Back in April, some Project Tango invitees reported that the tablet development kit's price had dropped from $1024 down to the "special price" of $512. In an email notification to invited buyers, Google advised, "We're opening up sales more broadly, so now is the last chance to buy the device we've reserved for you."
Evidently Google wasn't joking, as today Project Tango can be bought for the same $512 price invite-free from the Google Store.
Dropping the invitation requirement just one day before the 2015 I/O keynote is certainly an interesting move, and may suggest that Google will have more to tell us about its 3D sensing and tracking efforts during the conference.
Google Maps is one of those apps that will always have an enormous number of potential new features, so it's interesting to see the things Google is focusing on with each new release. We just saw an update to v9.2 with new navigation settings and auto-correct for searches, but there are plenty of other really interesting additions in the works. Let's take a look at some of the features we might have to look forward to. It's time for a teardown.
Disclaimer: Teardowns are, by their nature, speculative and based on incomplete evidence. It's possible that the guesses made here are totally and completely wrong.
Limbic has released Zombie Gunship Reality onto Google Play, a game that pretty much no one is able to play at the moment. It's available exclusively for Project Tango, an augmented reality project that has yet to ship on a device intended for general consumers. Unless there's an announcement in the works, one isn't intended for quite some time.
Zombie Gunship Reality takes the popular Zombie Gunship franchise and gives it the Tango treatment, requiring players to move around a physical space in order to find and fire upon the hordes of undead threatening the area below. If you find using the gyroscope exhausting, just look at the workout the person playing this game in the trailer is getting.
Google's ATAP team is doing cool stuff with Project Tango – like sending it into space to help astronauts do stuff. Of course, those of us on earth also want to get our hands on this upcoming tech to see what it's all about, as well (though probably not for the $1k asking price of the dev unit). According to ATAP team member Regina Dugan in a talk today at I/O 2014, there should be a retail version made by LG hitting the streets next year.
Unfortunately, that's all the info we have right now – no specs, size, pricing info, or the like.
Yesterday, Google unveiled its Project Tango tablet dev kit, which is packing some of the most beastly hardware we've ever seen in an Android device: NVIDIA's Tegra K1 chip, 4GB of RAM, 128GB of solid-state storage, and multiple sensors and cameras to do what Tango does. What wasn't really discussed, however, is the 3D engine that will run the show. We're now getting a little closer look at how that could possibly work thanks to a new concept video from Mantis Vision, the company that produces the technology used for 3D data manipulation in Project Tango. This core technology used in the 3D engine is called MV4D, and Google's upcoming Tango dev kit is the first device to utilize this advanced rendering platform.

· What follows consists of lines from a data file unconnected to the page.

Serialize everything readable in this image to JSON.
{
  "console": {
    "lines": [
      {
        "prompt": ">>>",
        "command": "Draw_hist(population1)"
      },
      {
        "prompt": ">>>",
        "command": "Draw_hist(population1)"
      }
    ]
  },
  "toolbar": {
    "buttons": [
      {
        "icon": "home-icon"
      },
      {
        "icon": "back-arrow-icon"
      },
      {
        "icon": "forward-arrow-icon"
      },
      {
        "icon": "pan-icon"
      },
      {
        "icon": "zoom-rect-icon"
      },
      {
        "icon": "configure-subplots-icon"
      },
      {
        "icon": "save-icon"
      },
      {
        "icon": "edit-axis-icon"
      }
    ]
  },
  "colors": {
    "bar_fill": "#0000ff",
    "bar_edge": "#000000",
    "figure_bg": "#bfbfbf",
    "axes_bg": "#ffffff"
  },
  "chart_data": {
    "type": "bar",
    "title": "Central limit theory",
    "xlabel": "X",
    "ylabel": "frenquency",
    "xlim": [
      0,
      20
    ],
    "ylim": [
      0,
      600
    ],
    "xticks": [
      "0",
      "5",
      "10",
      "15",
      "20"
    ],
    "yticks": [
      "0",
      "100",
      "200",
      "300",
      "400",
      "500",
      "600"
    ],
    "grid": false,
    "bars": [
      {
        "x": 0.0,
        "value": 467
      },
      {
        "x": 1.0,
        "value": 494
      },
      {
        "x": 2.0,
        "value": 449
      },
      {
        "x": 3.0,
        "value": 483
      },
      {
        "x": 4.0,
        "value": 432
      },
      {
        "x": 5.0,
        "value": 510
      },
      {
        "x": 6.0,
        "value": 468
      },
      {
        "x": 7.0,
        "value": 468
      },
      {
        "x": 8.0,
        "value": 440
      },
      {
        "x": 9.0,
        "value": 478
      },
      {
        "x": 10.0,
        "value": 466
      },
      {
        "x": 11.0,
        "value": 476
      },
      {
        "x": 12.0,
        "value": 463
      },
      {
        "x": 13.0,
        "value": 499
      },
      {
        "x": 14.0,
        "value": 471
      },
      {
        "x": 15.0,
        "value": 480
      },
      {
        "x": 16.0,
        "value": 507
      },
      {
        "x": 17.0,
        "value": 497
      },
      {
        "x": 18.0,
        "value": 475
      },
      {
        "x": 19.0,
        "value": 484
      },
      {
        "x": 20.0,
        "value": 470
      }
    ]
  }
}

We've already seen that Google is working on some pretty incredible things with Project Tango, the space-aware smartphone project that's essentially capable of capturing 3D maps of indoor locations. The team behind Tango – Google's ATAP – is already working with NASA to use prototypes in autonomous robots to aid astronauts on the Space Station, but now it looks a Tango-esque device could be coming a lot closer to home than that.
According to a report from the Wall Street Journal, Google is said to be developing a tablet version of Tango, complete with a seven-inch display, dual cameras, infrared depth sensors, and "advanced software" capable of, well, doing what Tango does.
So we all know that Project Tango is cool – programing a mobile device to be aware of its own surroundings just as people are can be potentially beneficial in many ways. NASA has clearly seen something in the in Tango as well, as the company has been working with Google since last year to utilize the project with its own robotic platform called SPHERES. In a nutshell, it wants to incorporate Tango into autonomous, space-aware robots that will take some of the load off of astronauts on the International Space Station by doing some of the work for them.
If Facebook's 19 billion dollar deal to buy WhatsApp didn't convince you that messaging apps are big business, then... well, this probably won't convince you either, but you'll be even more wrong. Tango Messenger, a solid entry in the crowded text chat market, has been given a huge investment by a group of companies including China's Alibaba.com. Alibaba invested a whopping $215 million, with an extra $65 million coming from previous Tango investors. The total capital raised to date for Tango is $367 million.
Alibaba is sort of the Chinese equivalent of Amazon. The company started as a business-to-business marketplace, but has since expanded into just about every aspect of consumer shopping and online services, including purchasing what was left of the Chinese arm of Yahoo.
Chat clients limited to one-on-one conversation are going the way of the dodo. We've got numerous options for group messaging including: Facebook Messenger, WhatsApp, Google+ Messenger, Live Messenger, and we're even pretty sure Babel (or whatever it will be called) will join the list. Today, popular cross-platform chat app, Tango, steps up to match its competitors.
The additions to the interface are very straightforward. You can pick multiple people from your contact list to start a conversation and at any time add new people or leave the chat altogether from the participants screen. To help organize conversations, groups can be given custom names and the changes appear for everybody.